, you would need a piece of wrapping paper the size of Africa.
The total area of
surface is about the same as all the dry land on Earth.
Mars’ surface contains iron oxide, also known as rust, which gives it its red color.
Between which planets is the
Mars and Jupiter.
If you wanted to tie a ribbon around Ceres, the largest
, you would need a ribbon long enough to go
from northern Maine to southern Florida.
is the first of the Jovian planets. How do their compositions differ from those of the inner, or terrestrial
The terrestrial planets have a solid, rocky surface. The Jovian planets do not have a solid surface that we can
see; they are gas giants.
has a giant storm in its atmosphere, called the Great Red Spot, which could swallow almost three
More than 1,000 Earths could fit inside
, but over 900 Jupiters could fit inside the Sun.
is the least dense of all of the planets. It is the only planet with a density less than that of water—that
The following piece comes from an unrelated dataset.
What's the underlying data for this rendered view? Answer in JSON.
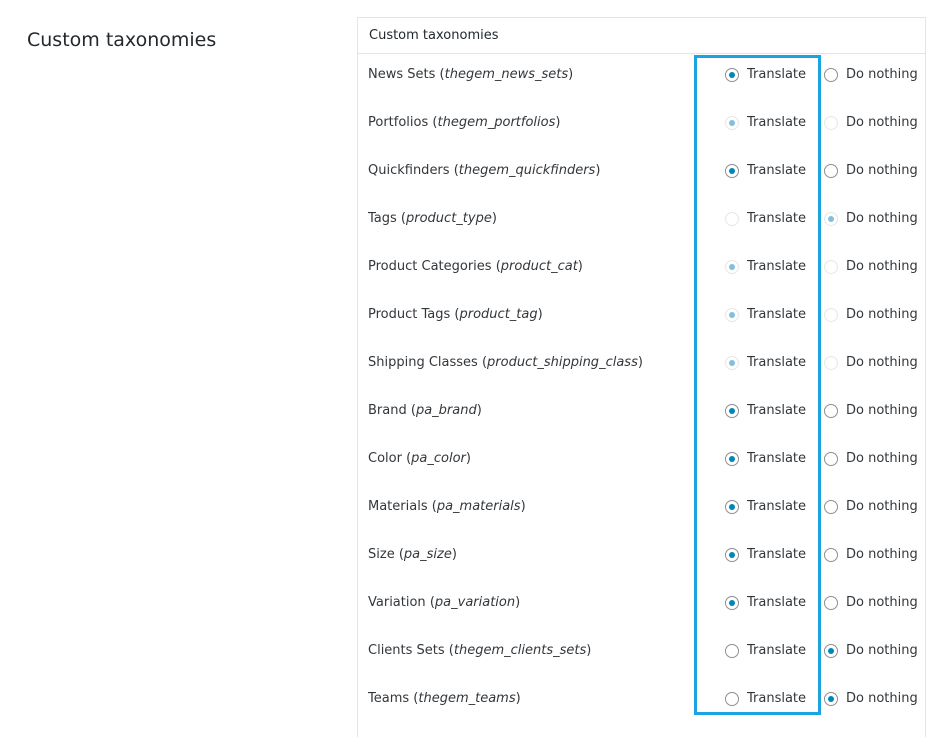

means that if there were a bathtub big enough to hold Saturn, it would float.
Traveling from the Sun, once you get to
, you are only half-way to Pluto.
is the only planet that rotates on its side, instead of upright.
has four seasons each year. However, one Neptunian year equals 165 Earth years. How
long does each season last?
Each season lasts approximately 41 Earth years.
248 Earth years to go around the Sun once. Pluto has not had enough time to go around the Sun
once since the Declaration of Independence was signed in 1776.
orbit is the most elliptical among the worlds included in the
model—sometimes it actually is
closer to the Sun than Neptune.
orbit is by no means at the edge of the Solar System. The Oort Cloud, home of the comets, extends al-
most half-way to the nearest star.
General Solar System Questions
How do the distances to the Sun compare for the inner (Mercury through Mars) versus the outer (Jupiter through
All the inner planets are relatively close to the Sun while the outer planets are far from the Sun and from
How do the sizes of the inner and outer planets compare?
Inner planets are generally much smaller than the outer
planets. (The inner planets are also all rocky and are called terrestrial planets. The outer planets are gaseous giants, and
are called Jovian planets. Pluto is the exception to this rule among the outer planets.)
Which of the planets have rings?
All of the Jovian planets (outer gas giants) have rings (Jupiter, Saturn, Uranus, and
Neptune), although Saturn has by far the most extensive system.
How fast do you think a spacecraft would travel on this model?
In this model, a spacecraft might move an average
of 3 cm (1 inch) every 5 hours.
If we placed the model Sun in Washington, D.C., how far away would you have to put the model of the next
star, Proxima Centauri?
Over 4,000 km (2,500 miles) away, on the coast of California. Proxima Centauri on this scale
would be the size of a cherry. Depending on where you are setting up your model Solar System, you might be able to identify
something familiar to the students that is 4,000 km away.
Are you interested in learning more about the Solar System and its worlds? Use these online resources for
Astronomy for Kids
NASA Kids' Club
NASA’s Planetary Photojournal
NASA’s Solar System Exploration Homepage
The Nine Planets
Voyage: A Journey Through Our Solar System